This is a lonely hotel.
I watch the people file in and out, families with children, briefcase-toting businessmen who can barely remember what city they’re in, lonely people who clearly feel out of place, as I sit on my perch at the in-house bar, a stool on the very end, closest to the door.
I sip the same drink, a glass of deep red wine, dry and biting. It keeps the mind fresh, interrupts the monotony of the passing people, always going, always rushing. It helps me imagine that they have lives, that this fleeting time they spend in a hotel is something they’ll barely recall in a week’s time.
Not like me.
I’ve made this my semi-home, a static place that offers comfort, where nothing changes, yet life still moves. The concierge at the desk. The constant sound of suitcases rolling, their wheels a soft whir on carpet, a steady click on marble. The cheap, beige rotary-dial telephone and its blinking red light. A familiar hand at the bar who always has my preferred wine in stock, the same glass from which to sip it, my leather stool always empty, waiting.
Sometimes, I allow for a diversion.
I glanced up at the television above the bar mirrors, my eyes half-scanning the breaking news headlines at the bottom. My eyes caught a couple of words: “fire,” “abduction,” “present.” And then there was a man beside me.
He was tall with light brown hair, wavy. He was thin but not unbearably so, and I could see his shoulder muscle ripple slightly as he extended his credit card to the bartender.

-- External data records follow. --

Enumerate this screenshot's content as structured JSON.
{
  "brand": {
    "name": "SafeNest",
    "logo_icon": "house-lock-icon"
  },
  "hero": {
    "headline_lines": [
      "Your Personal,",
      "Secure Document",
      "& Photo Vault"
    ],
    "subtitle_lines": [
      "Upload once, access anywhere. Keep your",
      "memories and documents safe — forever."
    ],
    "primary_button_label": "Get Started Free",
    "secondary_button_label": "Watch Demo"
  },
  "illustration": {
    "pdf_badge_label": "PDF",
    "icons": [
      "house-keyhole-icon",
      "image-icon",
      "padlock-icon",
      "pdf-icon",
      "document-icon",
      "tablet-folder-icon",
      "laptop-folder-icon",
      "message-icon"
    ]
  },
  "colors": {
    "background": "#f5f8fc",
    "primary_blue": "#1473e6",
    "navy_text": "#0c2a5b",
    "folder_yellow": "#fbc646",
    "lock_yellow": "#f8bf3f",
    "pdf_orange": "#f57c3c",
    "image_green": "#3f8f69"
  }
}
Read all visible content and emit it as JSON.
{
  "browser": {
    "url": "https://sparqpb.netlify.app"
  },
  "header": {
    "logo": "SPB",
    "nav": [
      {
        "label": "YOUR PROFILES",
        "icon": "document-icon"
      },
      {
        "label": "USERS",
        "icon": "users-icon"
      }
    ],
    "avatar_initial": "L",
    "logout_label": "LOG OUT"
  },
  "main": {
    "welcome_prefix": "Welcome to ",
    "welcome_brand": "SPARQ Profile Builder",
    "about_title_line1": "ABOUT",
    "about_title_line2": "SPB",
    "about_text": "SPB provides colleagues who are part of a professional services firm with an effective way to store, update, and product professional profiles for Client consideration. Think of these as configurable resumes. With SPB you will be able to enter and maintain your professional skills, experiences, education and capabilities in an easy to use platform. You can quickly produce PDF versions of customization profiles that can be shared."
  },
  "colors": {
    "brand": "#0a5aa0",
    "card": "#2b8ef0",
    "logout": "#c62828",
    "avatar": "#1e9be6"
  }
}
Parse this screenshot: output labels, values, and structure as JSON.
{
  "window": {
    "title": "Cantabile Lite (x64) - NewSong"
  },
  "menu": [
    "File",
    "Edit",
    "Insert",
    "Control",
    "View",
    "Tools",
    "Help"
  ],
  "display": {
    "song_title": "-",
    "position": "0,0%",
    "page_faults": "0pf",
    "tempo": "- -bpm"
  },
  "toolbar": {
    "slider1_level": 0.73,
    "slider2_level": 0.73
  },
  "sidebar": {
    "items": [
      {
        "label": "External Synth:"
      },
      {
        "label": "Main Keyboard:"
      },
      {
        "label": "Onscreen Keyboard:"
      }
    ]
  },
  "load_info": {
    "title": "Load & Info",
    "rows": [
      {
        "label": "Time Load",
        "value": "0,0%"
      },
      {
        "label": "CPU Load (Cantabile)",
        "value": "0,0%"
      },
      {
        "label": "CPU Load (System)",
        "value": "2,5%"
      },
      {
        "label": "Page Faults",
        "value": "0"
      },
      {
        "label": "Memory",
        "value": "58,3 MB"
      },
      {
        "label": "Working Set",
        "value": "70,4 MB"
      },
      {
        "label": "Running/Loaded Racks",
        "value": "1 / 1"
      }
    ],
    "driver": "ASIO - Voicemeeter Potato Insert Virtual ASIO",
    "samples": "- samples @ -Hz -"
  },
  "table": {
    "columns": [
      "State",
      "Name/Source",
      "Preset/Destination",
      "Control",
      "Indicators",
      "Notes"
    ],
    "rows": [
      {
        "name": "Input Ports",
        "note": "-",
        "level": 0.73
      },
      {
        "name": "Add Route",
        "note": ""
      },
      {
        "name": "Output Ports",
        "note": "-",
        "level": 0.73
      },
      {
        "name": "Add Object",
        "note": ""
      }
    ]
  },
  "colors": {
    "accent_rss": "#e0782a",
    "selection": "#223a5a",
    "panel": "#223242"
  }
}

“Start me a tab,” he said.
Despite the fact that, except for mine, all barstools were empty, he chose to sit close, with one lone stool separating us. I wasn’t surprised. I wasn’t exactly an approachable type of girl. I keep my interest, any interest, well-concealed. I respected his restraint.
I was in the mood to play tonight, though.
I took a quick side glance at the drink in front of him. A dirty martini, cloudy green-gray, with two bobbing olives and another three skewered on a glass cocktail sword.
A bit clichéd, but to his credit, he had at least tweaked it to his liking.
I could be that, too.
I slowly swiveled my stool so I was no longer facing the opposite direction, uncrossing my legs.
“I don’t often see pretty girls in hotel bars,” he said, turning to me.
“Well, you haven’t been to too many then, have you?” I asked, curling my lip.
I kept one hand on my wine, my flotation device, a grounding rock to cling to. It would keep me from drifting away, floating onward and upward, like an ownerless balloon.
“I’ve been to my fair share,” he said with a laugh.
“In that case, then, I think it’s safe for me to assume that that’s your go-to line for all of those pretty girls in hotel bars,” I said. I picked up the glass and took a slow sip, letting the liquid tease the tongue, resting on it for awhile, exploring the corners of my mouth before I swallowed.
“You’ve got me all figured out, then, don’t you?” he asked, the smile breaking into a grin. His arms were hunched forward on the bar, his face and shoulders turned to me. He had a perfectly white, square-toothed smile, and his eyes were a deep blue.
He did look like B. In fact, he was almost the spitting image of him, with that smile and those eyes. But wait – there was something off, something different.
While the stranger’s eyes glittered and fixed themselves on me, they didn’t have the same innocent, knowing-but-unknowing profundity as B.’s. They were darker, less green, more blue. A truer shade of blue, a know-where-I-stand blue.
I felt around in my purse, looking for my wallet. Somewhere in there was a photo, edges curling and exposing the white, of a mostly-blurred image: a group of people, four of them, were sitting at a table. The image was mostly an opaque blur of color and light, darkness and bright flashes, unknown shapes throughout, except for a definite, lucid circle toward the middle of the photograph.
There, in the middle, are two faces: mine, laughing at something a faceless body is saying, and B., who is sitting next to me, hunched forward, hands resting on his knees, staring ahead of him. He seems uninterested, but he knows about the waiting game. He knows all of my games.
I quickly excuse myself to use the ladies’ room, clutching my purse, walking slowly and surely away. I don’t want my unknown stranger of a guest to think I’m deserting him. I’m not. I just simply need to see this photo.
In the bathroom stall, I pull out my wallet and begin digging through the mass of receipts and business cards that have accumulated. A panic hits. Is it gone? Did I get rid of it? Lose it?
At the back of my paper mess, I see the familiar fuzzy corner peeking over the leather. A sigh. Thank God. Thank God it’s still there.
I pull it out, feeling the soft ripples of age beneath my fingers, wondering at the living relic that has come to hold so much meaning, like a talisman. I hold my breath, close my eyes, feel it burn in my hands, the density of a promise, the gravity of a past.
The ballast of truth.
I open them, and he is there.